++++ DATA SECTION ++++

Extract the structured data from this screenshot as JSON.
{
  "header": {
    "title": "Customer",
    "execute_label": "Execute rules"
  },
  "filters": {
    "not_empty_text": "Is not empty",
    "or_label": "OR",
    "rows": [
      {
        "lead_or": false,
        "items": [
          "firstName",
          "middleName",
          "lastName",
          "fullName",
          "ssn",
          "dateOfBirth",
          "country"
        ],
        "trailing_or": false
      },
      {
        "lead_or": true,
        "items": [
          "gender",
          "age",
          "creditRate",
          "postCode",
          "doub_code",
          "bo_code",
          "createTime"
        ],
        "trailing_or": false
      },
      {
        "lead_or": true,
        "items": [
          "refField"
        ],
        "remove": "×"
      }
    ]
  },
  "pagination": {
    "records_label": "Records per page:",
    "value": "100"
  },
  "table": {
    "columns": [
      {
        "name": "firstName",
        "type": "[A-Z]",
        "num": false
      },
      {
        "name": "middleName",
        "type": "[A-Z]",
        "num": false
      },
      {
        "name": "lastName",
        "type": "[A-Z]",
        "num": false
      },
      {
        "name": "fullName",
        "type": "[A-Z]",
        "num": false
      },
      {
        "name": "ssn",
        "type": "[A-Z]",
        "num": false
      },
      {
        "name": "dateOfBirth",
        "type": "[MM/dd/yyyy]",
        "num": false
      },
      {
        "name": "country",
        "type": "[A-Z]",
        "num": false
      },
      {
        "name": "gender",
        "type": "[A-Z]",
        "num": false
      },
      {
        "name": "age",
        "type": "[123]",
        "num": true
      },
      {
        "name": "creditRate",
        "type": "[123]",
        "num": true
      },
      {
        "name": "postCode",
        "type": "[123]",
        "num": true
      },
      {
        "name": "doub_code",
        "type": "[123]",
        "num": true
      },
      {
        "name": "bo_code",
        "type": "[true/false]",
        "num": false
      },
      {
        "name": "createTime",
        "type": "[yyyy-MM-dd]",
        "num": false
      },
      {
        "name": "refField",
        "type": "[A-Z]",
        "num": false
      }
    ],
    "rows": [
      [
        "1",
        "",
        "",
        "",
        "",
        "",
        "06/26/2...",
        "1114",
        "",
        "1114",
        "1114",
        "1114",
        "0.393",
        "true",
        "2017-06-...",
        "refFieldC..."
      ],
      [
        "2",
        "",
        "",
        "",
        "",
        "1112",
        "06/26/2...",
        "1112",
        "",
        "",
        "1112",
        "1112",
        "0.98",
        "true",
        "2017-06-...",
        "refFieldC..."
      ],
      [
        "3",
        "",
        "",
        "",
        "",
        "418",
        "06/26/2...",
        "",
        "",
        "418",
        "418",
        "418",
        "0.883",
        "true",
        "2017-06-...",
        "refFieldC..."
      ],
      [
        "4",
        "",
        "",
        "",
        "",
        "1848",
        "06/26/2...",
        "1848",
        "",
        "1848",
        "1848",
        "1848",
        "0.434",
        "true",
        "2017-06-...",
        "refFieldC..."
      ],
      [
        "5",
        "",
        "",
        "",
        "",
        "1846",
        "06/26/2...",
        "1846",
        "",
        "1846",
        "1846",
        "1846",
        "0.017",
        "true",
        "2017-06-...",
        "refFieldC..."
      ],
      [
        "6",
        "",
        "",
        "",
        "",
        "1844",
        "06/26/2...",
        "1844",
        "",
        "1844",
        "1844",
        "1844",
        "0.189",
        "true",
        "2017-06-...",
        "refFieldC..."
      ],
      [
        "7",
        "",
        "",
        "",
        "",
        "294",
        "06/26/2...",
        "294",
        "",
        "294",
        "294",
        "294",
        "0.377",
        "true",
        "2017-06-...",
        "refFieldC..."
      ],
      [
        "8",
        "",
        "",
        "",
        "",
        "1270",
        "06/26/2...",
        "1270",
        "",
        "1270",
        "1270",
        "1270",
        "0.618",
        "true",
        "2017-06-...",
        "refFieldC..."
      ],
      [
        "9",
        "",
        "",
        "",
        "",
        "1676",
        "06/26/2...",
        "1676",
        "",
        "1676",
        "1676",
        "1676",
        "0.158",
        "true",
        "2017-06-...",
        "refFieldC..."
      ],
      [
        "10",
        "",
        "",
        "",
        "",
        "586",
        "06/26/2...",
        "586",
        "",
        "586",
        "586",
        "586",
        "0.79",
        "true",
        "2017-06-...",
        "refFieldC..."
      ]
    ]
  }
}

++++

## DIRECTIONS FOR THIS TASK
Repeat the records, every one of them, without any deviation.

## PROBLEM SOLUTION
Extract the structured data from this screenshot as JSON.
{
  "header": {
    "title": "Customer",
    "execute_label": "Execute rules"
  },
  "filters": {
    "not_empty_text": "Is not empty",
    "or_label": "OR",
    "rows": [
      {
        "lead_or": false,
        "items": [
          "firstName",
          "middleName",
          "lastName",
          "fullName",
          "ssn",
          "dateOfBirth",
          "country"
        ],
        "trailing_or": false
      },
      {
        "lead_or": true,
        "items": [
          "gender",
          "age",
          "creditRate",
          "postCode",
          "doub_code",
          "bo_code",
          "createTime"
        ],
        "trailing_or": false
      },
      {
        "lead_or": true,
        "items": [
          "refField"
        ],
        "remove": "×"
      }
    ]
  },
  "pagination": {
    "records_label": "Records per page:",
    "value": "100"
  },
  "table": {
    "columns": [
      {
        "name": "firstName",
        "type": "[A-Z]",
        "num": false
      },
      {
        "name": "middleName",
        "type": "[A-Z]",
        "num": false
      },
      {
        "name": "lastName",
        "type": "[A-Z]",
        "num": false
      },
      {
        "name": "fullName",
        "type": "[A-Z]",
        "num": false
      },
      {
        "name": "ssn",
        "type": "[A-Z]",
        "num": false
      },
      {
        "name": "dateOfBirth",
        "type": "[MM/dd/yyyy]",
        "num": false
      },
      {
        "name": "country",
        "type": "[A-Z]",
        "num": false
      },
      {
        "name": "gender",
        "type": "[A-Z]",
        "num": false
      },
      {
        "name": "age",
        "type": "[123]",
        "num": true
      },
      {
        "name": "creditRate",
        "type": "[123]",
        "num": true
      },
      {
        "name": "postCode",
        "type": "[123]",
        "num": true
      },
      {
        "name": "doub_code",
        "type": "[123]",
        "num": true
      },
      {
        "name": "bo_code",
        "type": "[true/false]",
        "num": false
      },
      {
        "name": "createTime",
        "type": "[yyyy-MM-dd]",
        "num": false
      },
      {
        "name": "refField",
        "type": "[A-Z]",
        "num": false
      }
    ],
    "rows": [
      [
        "1",
        "",
        "",
        "",
        "",
        "",
        "06/26/2...",
        "1114",
        "",
        "1114",
        "1114",
        "1114",
        "0.393",
        "true",
        "2017-06-...",
        "refFieldC..."
      ],
      [
        "2",
        "",
        "",
        "",
        "",
        "1112",
        "06/26/2...",
        "1112",
        "",
        "",
        "1112",
        "1112",
        "0.98",
        "true",
        "2017-06-...",
        "refFieldC..."
      ],
      [
        "3",
        "",
        "",
        "",
        "",
        "418",
        "06/26/2...",
        "",
        "",
        "418",
        "418",
        "418",
        "0.883",
        "true",
        "2017-06-...",
        "refFieldC..."
      ],
      [
        "4",
        "",
        "",
        "",
        "",
        "1848",
        "06/26/2...",
        "1848",
        "",
        "1848",
        "1848",
        "1848",
        "0.434",
        "true",
        "2017-06-...",
        "refFieldC..."
      ],
      [
        "5",
        "",
        "",
        "",
        "",
        "1846",
        "06/26/2...",
        "1846",
        "",
        "1846",
        "1846",
        "1846",
        "0.017",
        "true",
        "2017-06-...",
        "refFieldC..."
      ],
      [
        "6",
        "",
        "",
        "",
        "",
        "1844",
        "06/26/2...",
        "1844",
        "",
        "1844",
        "1844",
        "1844",
        "0.189",
        "true",
        "2017-06-...",
        "refFieldC..."
      ],
      [
        "7",
        "",
        "",
        "",
        "",
        "294",
        "06/26/2...",
        "294",
        "",
        "294",
        "294",
        "294",
        "0.377",
        "true",
        "2017-06-...",
        "refFieldC..."
      ],
      [
        "8",
        "",
        "",
        "",
        "",
        "1270",
        "06/26/2...",
        "1270",
        "",
        "1270",
        "1270",
        "1270",
        "0.618",
        "true",
        "2017-06-...",
        "refFieldC..."
      ],
      [
        "9",
        "",
        "",
        "",
        "",
        "1676",
        "06/26/2...",
        "1676",
        "",
        "1676",
        "1676",
        "1676",
        "0.158",
        "true",
        "2017-06-...",
        "refFieldC..."
      ],
      [
        "10",
        "",
        "",
        "",
        "",
        "586",
        "06/26/2...",
        "586",
        "",
        "586",
        "586",
        "586",
        "0.79",
        "true",
        "2017-06-...",
        "refFieldC..."
      ]
    ]
  }
}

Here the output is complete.